When you’re ready to purchase your first home, you will need to gather enough money for a down payment, which is a percentage of your future home’s purchase price. Depending on what you can put together, you may be able to afford a 20% down payment. In that case you will not need to insure your mortgage. However, if your financial situation only allows for a down payment that is less than 20% of the home’s purchase price, you will need mortgage insurance.
Mortgage loan insurance (sometimes referred to as “mortgage default insurance”) exists to protect lenders against mortgage default. Additionally, mortgage insurance helps borrowers purchase homes with a minimum down payment of 5-10%. When you purchase a home with a lower down payment, lenders need to be sure that they are covered should you default on your loan or your property forecloses.
Mortgage insurance is for residential mortgages that have between 1-4 units. Bigger buildings with storefronts and 5+ units are considered commercial properties and different insurances and rules apply.
The CHMC has made some important changes to mortgage insurance in the recent years, and it is important that you know what these changes are.
In 2015, the Canadian Mortgage and Housing Corporation (CMHC) amended its homeowner mortgage loan insurance premiums for buyers that provide a down payment of less than 10%. What this means is when you make a lower down payment, your premiums will go up by about 15%. This premium increase translates to about $5 extra on your monthly mortgage payments.
You may have heard about homeowner/property insurance and mortgage life insurance. These two safeguards are very different from mortgage insurance.
When you meet with your mortgage broker to look for a mortgage, s/he will help find the perfect package for your needs. When you’re ready to apply for your mortgage, the lender will tell you the exact cost of the premiums. The insurance itself is calculated as a percentage of the loan you’re getting, as well as the size of your down payment. The higher the percentage of the home’s total price and the value that you borrow means you will pay a higher premium. Furthermore, premiums in Ontario, Manitoba and Quebec are subject to provincial sales tax. However, this shouldn’t deter you from wanting to purchase your dream home. The first step in owning your dream home is a simple one: Apply! From there, your broker will be able to guide you as to which steps to take next in order to make it happen.Back
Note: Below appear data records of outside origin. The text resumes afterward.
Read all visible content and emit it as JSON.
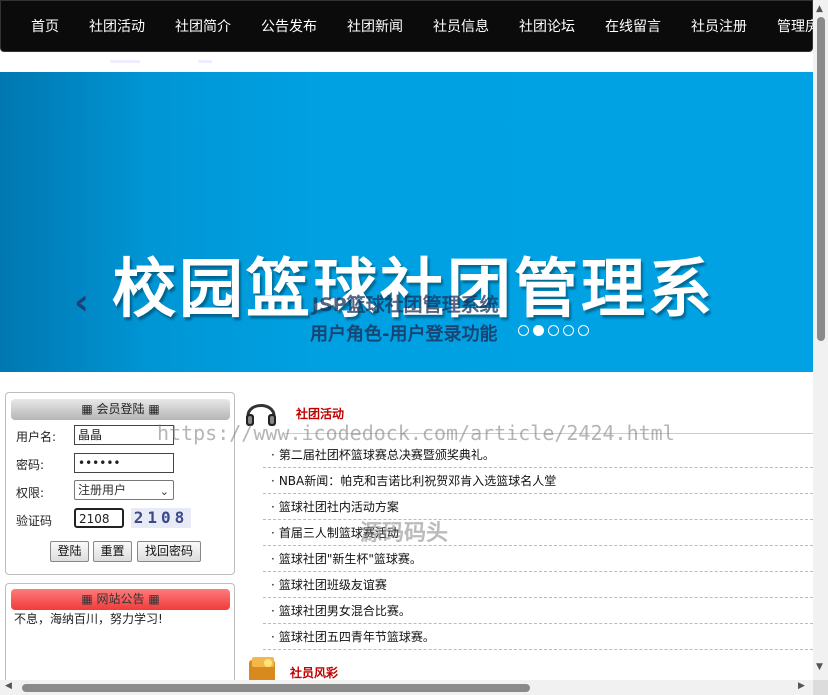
{
  "nav": {
    "items": [
      "首页",
      "社团活动",
      "社团简介",
      "公告发布",
      "社团新闻",
      "社员信息",
      "社团论坛",
      "在线留言",
      "社员注册",
      "管理房"
    ]
  },
  "banner": {
    "big_title": "校园篮球社团管理系",
    "overlay_title": "JSP篮球社团管理系统",
    "subtitle": "用户角色-用户登录功能",
    "prev_arrow": "‹",
    "slide_count": 5,
    "active_slide": 2
  },
  "login": {
    "header": "会员登陆",
    "username_label": "用户名:",
    "username_value": "晶晶",
    "password_label": "密码:",
    "password_value": "••••••",
    "role_label": "权限:",
    "role_value": "注册用户",
    "captcha_label": "验证码",
    "captcha_input": "2108",
    "captcha_image_text": "2108",
    "login_button": "登陆",
    "reset_button": "重置",
    "recover_button": "找回密码"
  },
  "notice": {
    "header": "网站公告",
    "text": "不息，海纳百川，努力学习!"
  },
  "activities": {
    "title": "社团活动",
    "items": [
      "第二届社团杯篮球赛总决赛暨颁奖典礼。",
      "NBA新闻：帕克和吉诺比利祝贺邓肯入选篮球名人堂",
      "篮球社团社内活动方案",
      "首届三人制篮球赛活动",
      "篮球社团\"新生杯\"篮球赛。",
      "篮球社团班级友谊赛",
      "篮球社团男女混合比赛。",
      "篮球社团五四青年节篮球赛。"
    ]
  },
  "members": {
    "title": "社员风彩"
  },
  "watermarks": {
    "url": "https://www.icodedock.com/article/2424.html",
    "brand": "源码码头"
  },
  "colors": {
    "nav_bg": "#0b0b0b",
    "banner_blue": "#00a2e4",
    "section_title": "#c00000",
    "notice_header": "#f03c3c"
  }
}
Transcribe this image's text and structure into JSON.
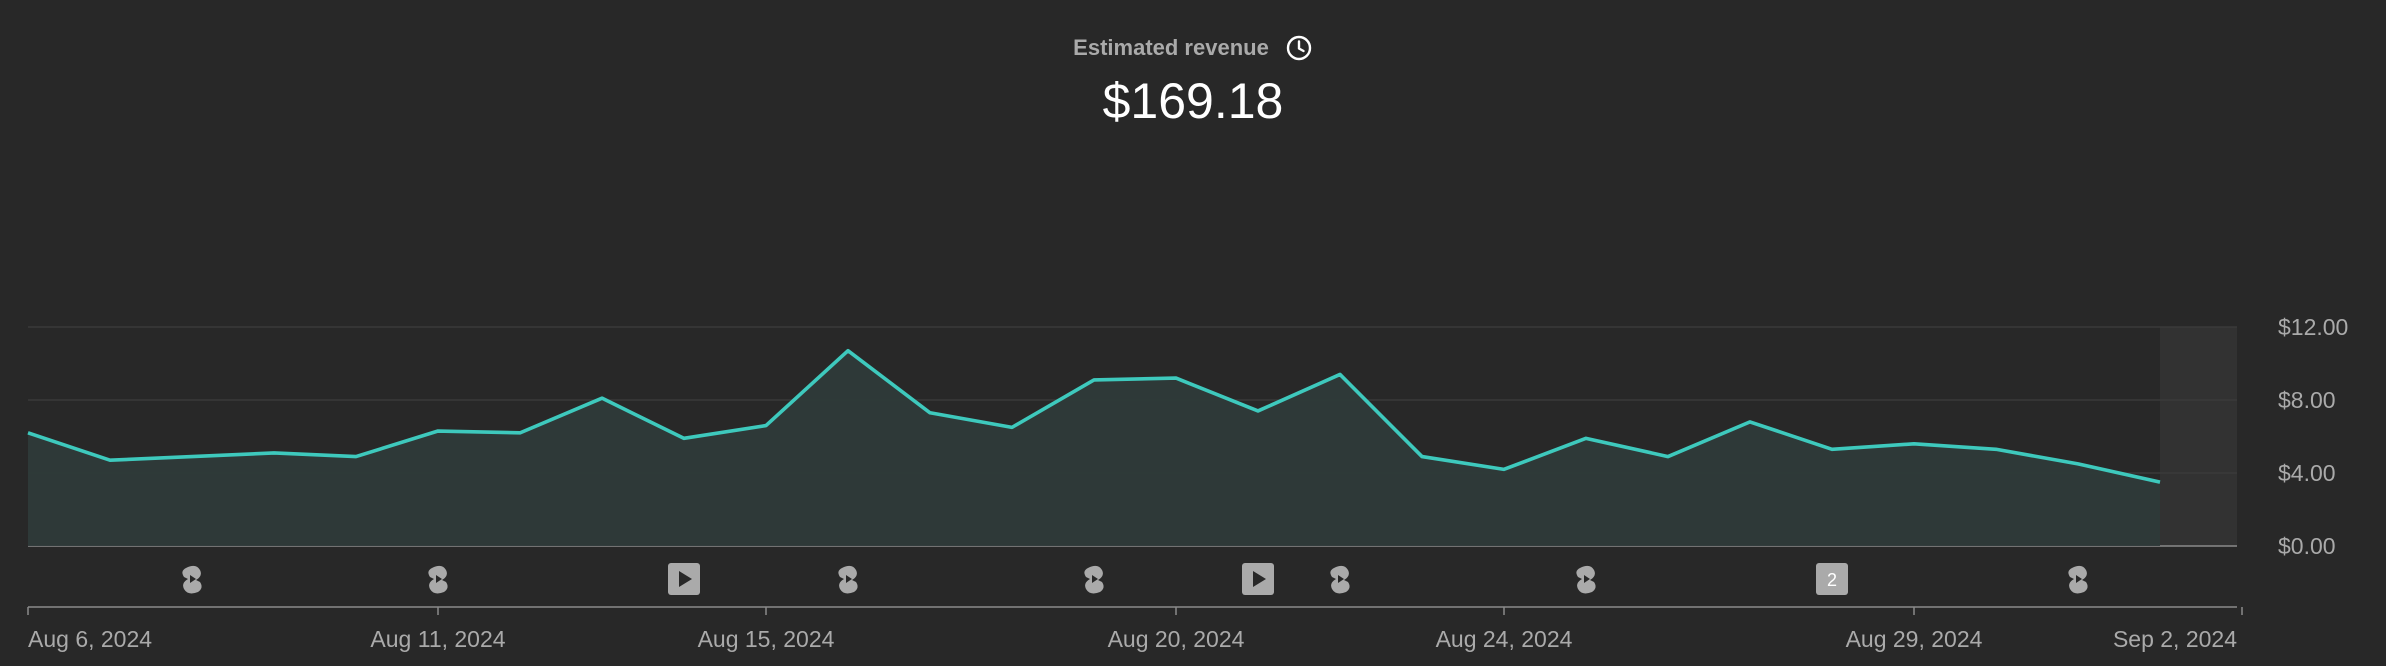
{
  "metric": {
    "label": "Estimated revenue",
    "value": "$169.18"
  },
  "colors": {
    "background": "#282828",
    "line": "#3ec9bd",
    "area": "#2e3a39",
    "grid": "#3d3d3d",
    "icon": "#aaaaaa",
    "text_secondary": "#aaaaaa"
  },
  "chart_data": {
    "type": "area",
    "title": "",
    "xlabel": "",
    "ylabel": "",
    "x": [
      "Aug 6, 2024",
      "Aug 7, 2024",
      "Aug 8, 2024",
      "Aug 9, 2024",
      "Aug 10, 2024",
      "Aug 11, 2024",
      "Aug 12, 2024",
      "Aug 13, 2024",
      "Aug 14, 2024",
      "Aug 15, 2024",
      "Aug 16, 2024",
      "Aug 17, 2024",
      "Aug 18, 2024",
      "Aug 19, 2024",
      "Aug 20, 2024",
      "Aug 21, 2024",
      "Aug 22, 2024",
      "Aug 23, 2024",
      "Aug 24, 2024",
      "Aug 25, 2024",
      "Aug 26, 2024",
      "Aug 27, 2024",
      "Aug 28, 2024",
      "Aug 29, 2024",
      "Aug 30, 2024",
      "Aug 31, 2024",
      "Sep 1, 2024"
    ],
    "y": [
      6.2,
      4.7,
      4.9,
      5.1,
      4.9,
      6.3,
      6.2,
      8.1,
      5.9,
      6.6,
      10.7,
      7.3,
      6.5,
      9.1,
      9.2,
      7.4,
      9.4,
      4.9,
      4.2,
      5.9,
      4.9,
      6.8,
      5.3,
      5.6,
      5.3,
      4.5,
      3.5
    ],
    "x_ticks": [
      "Aug 6, 2024",
      "Aug 11, 2024",
      "Aug 15, 2024",
      "Aug 20, 2024",
      "Aug 24, 2024",
      "Aug 29, 2024",
      "Sep 2, 2024"
    ],
    "x_tick_index": [
      0,
      5,
      9,
      14,
      18,
      23,
      27
    ],
    "y_ticks": [
      "$0.00",
      "$4.00",
      "$8.00",
      "$12.00"
    ],
    "y_tick_values": [
      0,
      4,
      8,
      12
    ],
    "ylim": [
      0,
      12
    ],
    "grid": true,
    "axis_position": "right",
    "partial_period_from_index": 26,
    "markers": [
      {
        "index": 2,
        "icon": "shorts-icon"
      },
      {
        "index": 5,
        "icon": "shorts-icon"
      },
      {
        "index": 8,
        "icon": "video-play-icon"
      },
      {
        "index": 10,
        "icon": "shorts-icon"
      },
      {
        "index": 13,
        "icon": "shorts-icon"
      },
      {
        "index": 15,
        "icon": "video-play-icon"
      },
      {
        "index": 16,
        "icon": "shorts-icon"
      },
      {
        "index": 19,
        "icon": "shorts-icon"
      },
      {
        "index": 22,
        "icon": "count-badge-icon",
        "label": "2"
      },
      {
        "index": 25,
        "icon": "shorts-icon"
      }
    ]
  }
}
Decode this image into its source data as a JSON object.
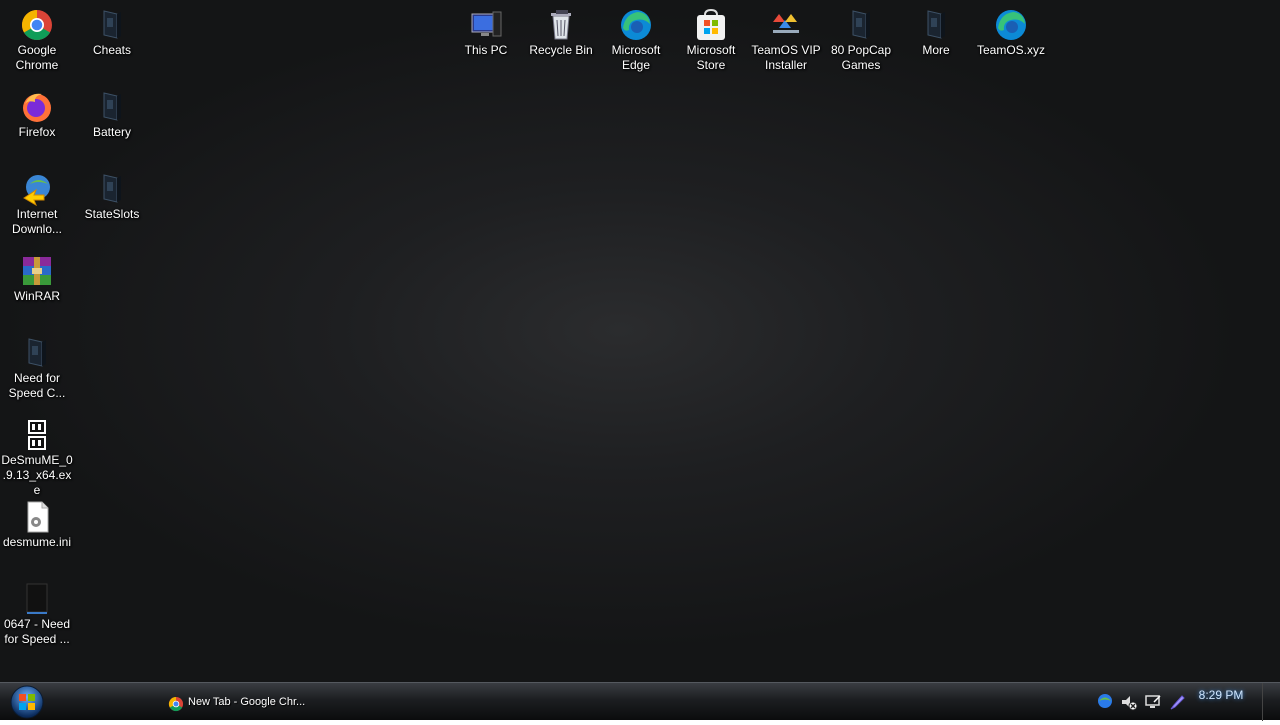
{
  "desktop": {
    "icons": [
      {
        "label": "Google Chrome",
        "icon": "chrome-icon"
      },
      {
        "label": "Cheats",
        "icon": "folder-icon"
      },
      {
        "label": "Firefox",
        "icon": "firefox-icon"
      },
      {
        "label": "Battery",
        "icon": "folder-icon"
      },
      {
        "label": "Internet Downlo...",
        "icon": "idm-icon"
      },
      {
        "label": "StateSlots",
        "icon": "folder-icon"
      },
      {
        "label": "WinRAR",
        "icon": "winrar-icon"
      },
      {
        "label": "Need for Speed C...",
        "icon": "folder-icon"
      },
      {
        "label": "DeSmuME_0.9.13_x64.exe",
        "icon": "desmume-icon"
      },
      {
        "label": "desmume.ini",
        "icon": "ini-file-icon"
      },
      {
        "label": "0647 - Need for Speed ...",
        "icon": "rom-file-icon"
      },
      {
        "label": "This PC",
        "icon": "this-pc-icon"
      },
      {
        "label": "Recycle Bin",
        "icon": "recycle-bin-icon"
      },
      {
        "label": "Microsoft Edge",
        "icon": "edge-icon"
      },
      {
        "label": "Microsoft Store",
        "icon": "store-icon"
      },
      {
        "label": "TeamOS VIP Installer",
        "icon": "teamos-icon"
      },
      {
        "label": "80 PopCap Games",
        "icon": "folder-icon"
      },
      {
        "label": "More",
        "icon": "folder-icon"
      },
      {
        "label": "TeamOS.xyz",
        "icon": "edge-icon"
      }
    ]
  },
  "taskbar": {
    "start_icon": "windows-orb-icon",
    "open_window": {
      "label": "New Tab - Google Chr...",
      "icon": "chrome-icon"
    },
    "tray_icons": [
      "network-green-icon",
      "volume-muted-icon",
      "network-monitor-icon",
      "pen-icon"
    ],
    "clock": "8:29 PM"
  },
  "colors": {
    "desktop_bg": "#1e1f21",
    "taskbar_bg": "#1c1e21",
    "clock_text": "#cfe6ff"
  }
}
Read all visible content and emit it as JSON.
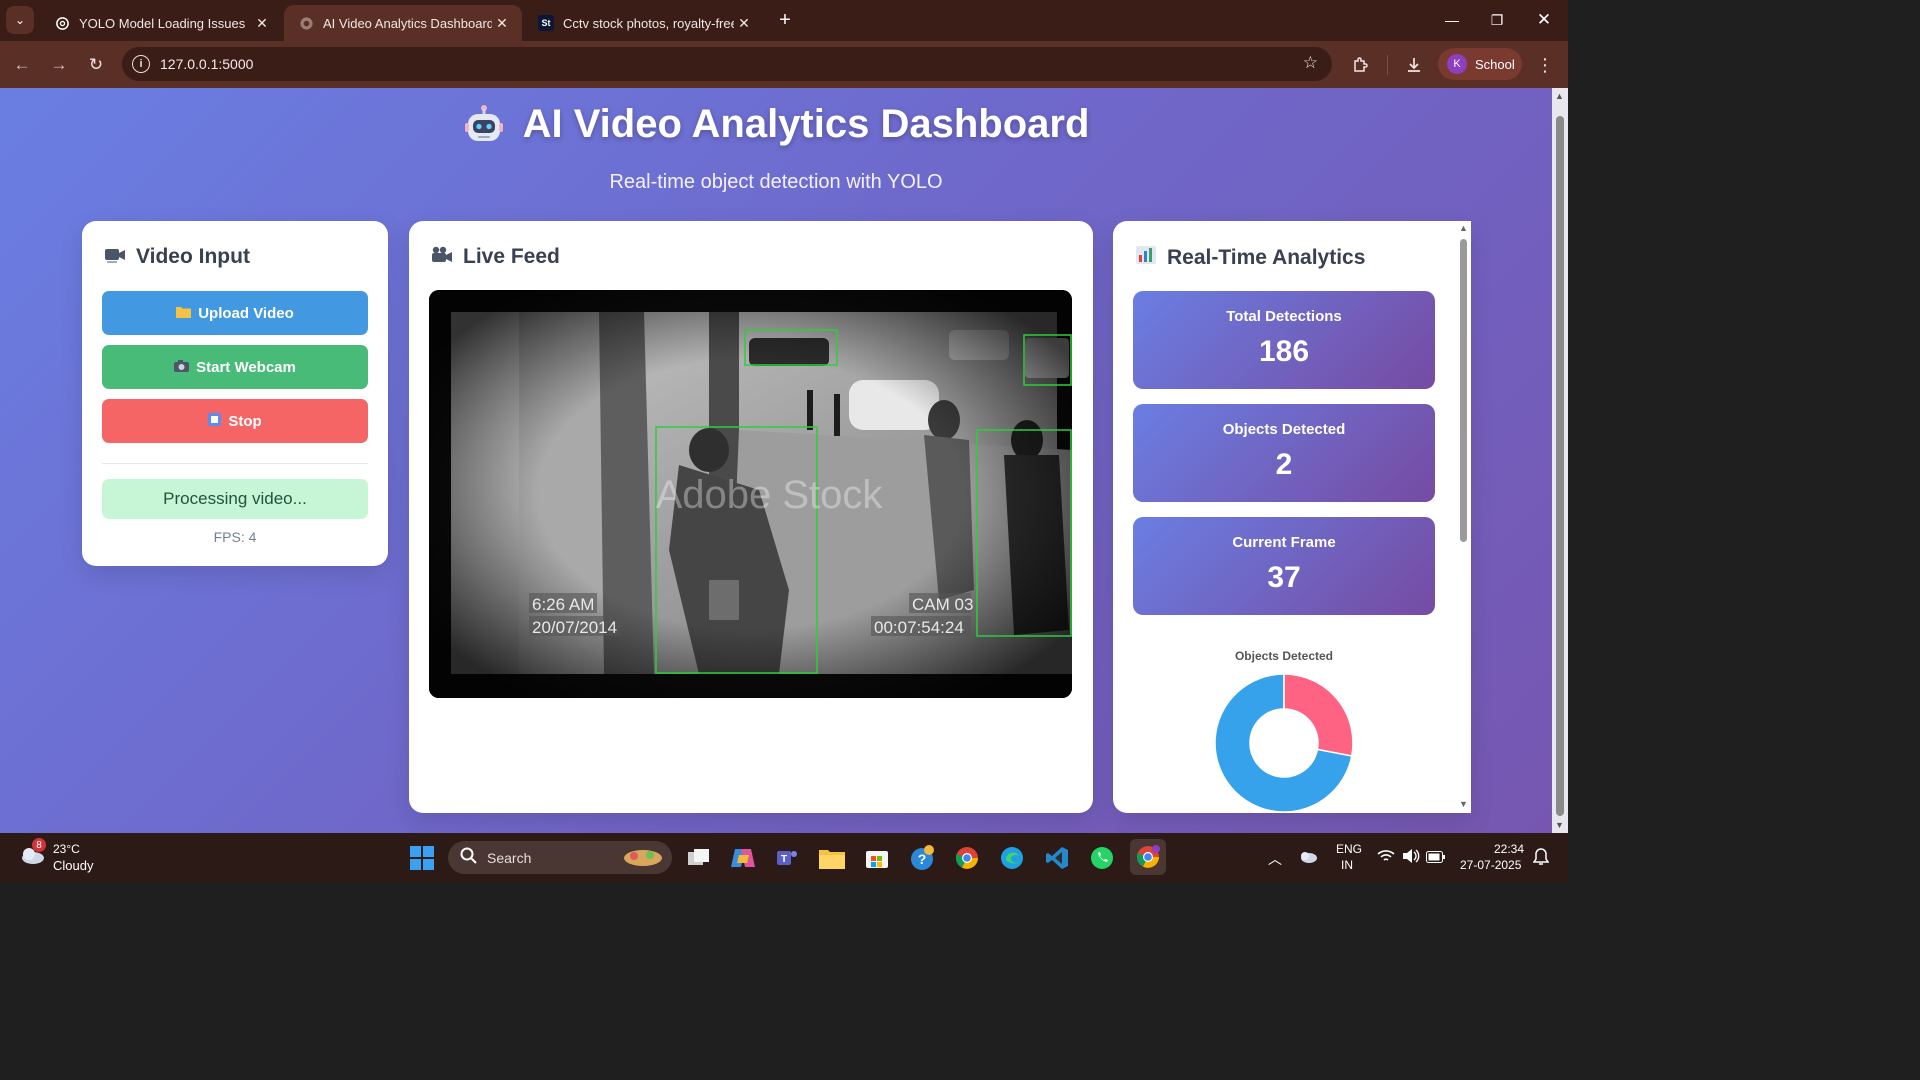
{
  "browser": {
    "tabs": [
      {
        "title": "YOLO Model Loading Issues",
        "favicon": "openai-icon"
      },
      {
        "title": "AI Video Analytics Dashboard",
        "favicon": "globe-icon"
      },
      {
        "title": "Cctv stock photos, royalty-free",
        "favicon": "St"
      }
    ],
    "url": "127.0.0.1:5000",
    "profile": {
      "initial": "K",
      "name": "School"
    }
  },
  "page": {
    "title": "AI Video Analytics Dashboard",
    "subtitle": "Real-time object detection with YOLO"
  },
  "video_input": {
    "heading": "Video Input",
    "upload_label": "Upload Video",
    "webcam_label": "Start Webcam",
    "stop_label": "Stop",
    "status": "Processing video...",
    "fps": "FPS: 4"
  },
  "live_feed": {
    "heading": "Live Feed",
    "overlay_time": "6:26 AM",
    "overlay_date": "20/07/2014",
    "overlay_cam": "CAM 03",
    "overlay_timecode": "00:07:54:24",
    "watermark": "Adobe Stock"
  },
  "analytics": {
    "heading": "Real-Time Analytics",
    "stats": [
      {
        "label": "Total Detections",
        "value": "186"
      },
      {
        "label": "Objects Detected",
        "value": "2"
      },
      {
        "label": "Current Frame",
        "value": "37"
      }
    ],
    "chart_title": "Objects Detected"
  },
  "chart_data": {
    "type": "pie",
    "title": "Objects Detected",
    "slices": [
      {
        "value": 0.72,
        "color": "#36a2eb"
      },
      {
        "value": 0.28,
        "color": "#ff6384"
      }
    ]
  },
  "taskbar": {
    "weather_temp": "23°C",
    "weather_desc": "Cloudy",
    "weather_badge": "8",
    "search_placeholder": "Search",
    "lang_top": "ENG",
    "lang_bottom": "IN",
    "time": "22:34",
    "date": "27-07-2025"
  },
  "colors": {
    "upload": "#4299e1",
    "webcam": "#48bb78",
    "stop": "#f56565",
    "status_bg": "#c6f6d5",
    "detection_box": "#2ecc40"
  }
}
Canada’s mortgage website
Your home is your most valuable asset. It is probably the single largest investment you will make in your lifetime. Your home is more than a place to rest your head and raise a family. Your home contains equity. It is a treasured resource and in some cases, can even be used as an ATM (aka cash back mortgages and HELOCs – don’t worry we’ll get there).
We All Need a Mortgage
Everyone who is looking to purchase a home will need a mortgage. But, what is a mortgage exactly and why do you need it? Besides being the term to describe a loan secured by real estate, a mortgage allows you to access funding to procure your dream home.
Buying a house in Canada requires a deposit, which is usually 20% or more upfront. Read More
As the housing market continues to pummel forward despite the pandemic, new homeowners are shopping around for the best home loan options. Read More
If you are looking to buy a home, but are over 40 years old, you may be wondering if lenders will be less likely to approve your mortgage... Read More
As a homeowner, you may be faced with some different scenarios that cause you to consider breaking your mortgage contract early. Read More